The improved treatment protocol, based on the introduction of reliable and rapid malaria diagnostic tests and more effective artemisinin combination therapies (ACTs), replaced the former practice of presumptively treating all fever cases with a less effective antimalarial regimen. The team used countrywide cross-sectional surveys to determine if the introduction of these diagnostics tests and ACTs reduces critical delays in seeking treatment for febrile illness and improves patient satisfaction. Dr Pulford said: “The paper presents data from three repeat surveys conducted in 2011, 2012 and 2016, with 2011 being before the introduction of test-based ACT prescription. We wanted to understand if, in addition to the immediate benefit to the test-confirmed malaria patient, the introduction of the new and improved malaria treatment protocol had ‘knock on’ positive effects such as earlier clinic presentation following the onset of febrile symptoms or greater patient satisfaction.

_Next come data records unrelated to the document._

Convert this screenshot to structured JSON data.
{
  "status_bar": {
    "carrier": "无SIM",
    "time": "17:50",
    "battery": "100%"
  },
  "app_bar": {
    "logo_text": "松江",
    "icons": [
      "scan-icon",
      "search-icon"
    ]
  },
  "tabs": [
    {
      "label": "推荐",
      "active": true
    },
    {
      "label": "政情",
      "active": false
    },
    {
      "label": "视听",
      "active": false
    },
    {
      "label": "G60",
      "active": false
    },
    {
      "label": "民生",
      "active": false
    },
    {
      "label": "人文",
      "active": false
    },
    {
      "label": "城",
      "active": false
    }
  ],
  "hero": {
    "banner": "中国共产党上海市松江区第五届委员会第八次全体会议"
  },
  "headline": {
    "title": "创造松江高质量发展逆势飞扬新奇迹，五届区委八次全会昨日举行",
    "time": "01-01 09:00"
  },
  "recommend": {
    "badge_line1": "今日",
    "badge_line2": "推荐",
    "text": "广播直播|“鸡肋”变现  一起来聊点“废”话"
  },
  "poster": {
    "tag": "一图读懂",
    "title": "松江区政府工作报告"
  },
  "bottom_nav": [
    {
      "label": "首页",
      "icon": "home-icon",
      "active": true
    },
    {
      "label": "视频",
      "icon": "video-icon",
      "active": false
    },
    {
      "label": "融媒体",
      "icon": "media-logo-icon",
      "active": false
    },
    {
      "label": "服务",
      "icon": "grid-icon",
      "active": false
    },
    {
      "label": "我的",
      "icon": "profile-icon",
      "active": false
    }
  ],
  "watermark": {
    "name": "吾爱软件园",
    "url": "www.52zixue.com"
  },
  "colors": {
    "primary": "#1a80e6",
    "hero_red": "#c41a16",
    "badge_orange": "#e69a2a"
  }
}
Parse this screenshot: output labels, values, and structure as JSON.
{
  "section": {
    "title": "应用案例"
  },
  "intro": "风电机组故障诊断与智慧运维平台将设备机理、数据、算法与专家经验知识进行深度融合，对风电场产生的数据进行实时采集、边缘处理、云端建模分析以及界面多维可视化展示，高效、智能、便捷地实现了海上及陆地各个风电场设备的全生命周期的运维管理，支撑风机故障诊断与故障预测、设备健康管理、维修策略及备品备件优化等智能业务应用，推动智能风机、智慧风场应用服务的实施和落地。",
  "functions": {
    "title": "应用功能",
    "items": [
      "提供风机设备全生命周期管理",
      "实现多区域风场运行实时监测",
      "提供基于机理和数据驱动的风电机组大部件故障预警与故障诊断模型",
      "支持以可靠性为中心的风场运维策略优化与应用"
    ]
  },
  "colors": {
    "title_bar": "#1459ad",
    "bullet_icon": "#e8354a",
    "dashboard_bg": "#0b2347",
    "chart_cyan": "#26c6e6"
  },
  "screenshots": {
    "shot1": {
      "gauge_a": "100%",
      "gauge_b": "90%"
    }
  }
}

The researchers found that the nationwide implementation of test-based ACT prescription actually led to more delays in treatment seeking for febrile illness and to a decrease in patient satisfaction. Delays and patient dissatisfaction increased between 2011 and 2012, and again between 2012 and 2016 in terms of delays with satisfaction increasing again in this period but not to the levels of 2011.
“The results seem almost counter intuitive,” continued Dr Pulford. “Arguably the decline in reported satisfaction may be down to the fact that Previous studies have shown that health workers rarely conduct further investigations once malaria has been ruled out, with antibiotics widely oversubscribed to this group of patients. This coupled with the fact that diagnostic tests for febrile illnesses that are not malaria are scarce in these settings, could decrease satisfaction in this patient group and may lead to a delay in them seeking treatment for their next febrile illness.”
The findings in the study raise the possibility that rather than improving treatment response time and satisfaction the introduction of test-based ACT prescription may contribute to further delays, probably due to the dissatisfaction with the subsequent service received by patients with a confirmed non-malaria febrile illness. The potential consequences of these findings are significant given that test-based ACT prescription guidelines have been adopted in 96 out of 97 countries with ongoing malaria transmission. It is for this reason that the team feel that test-based ACT prescription protocols should, therefore, be introduced alongside resources to support the accurate identification of non-malaria illnesses as well as public health messaging encouraging people to seek timely medical treatment. This, they say, is of particular importance in contexts of declining malaria transmission.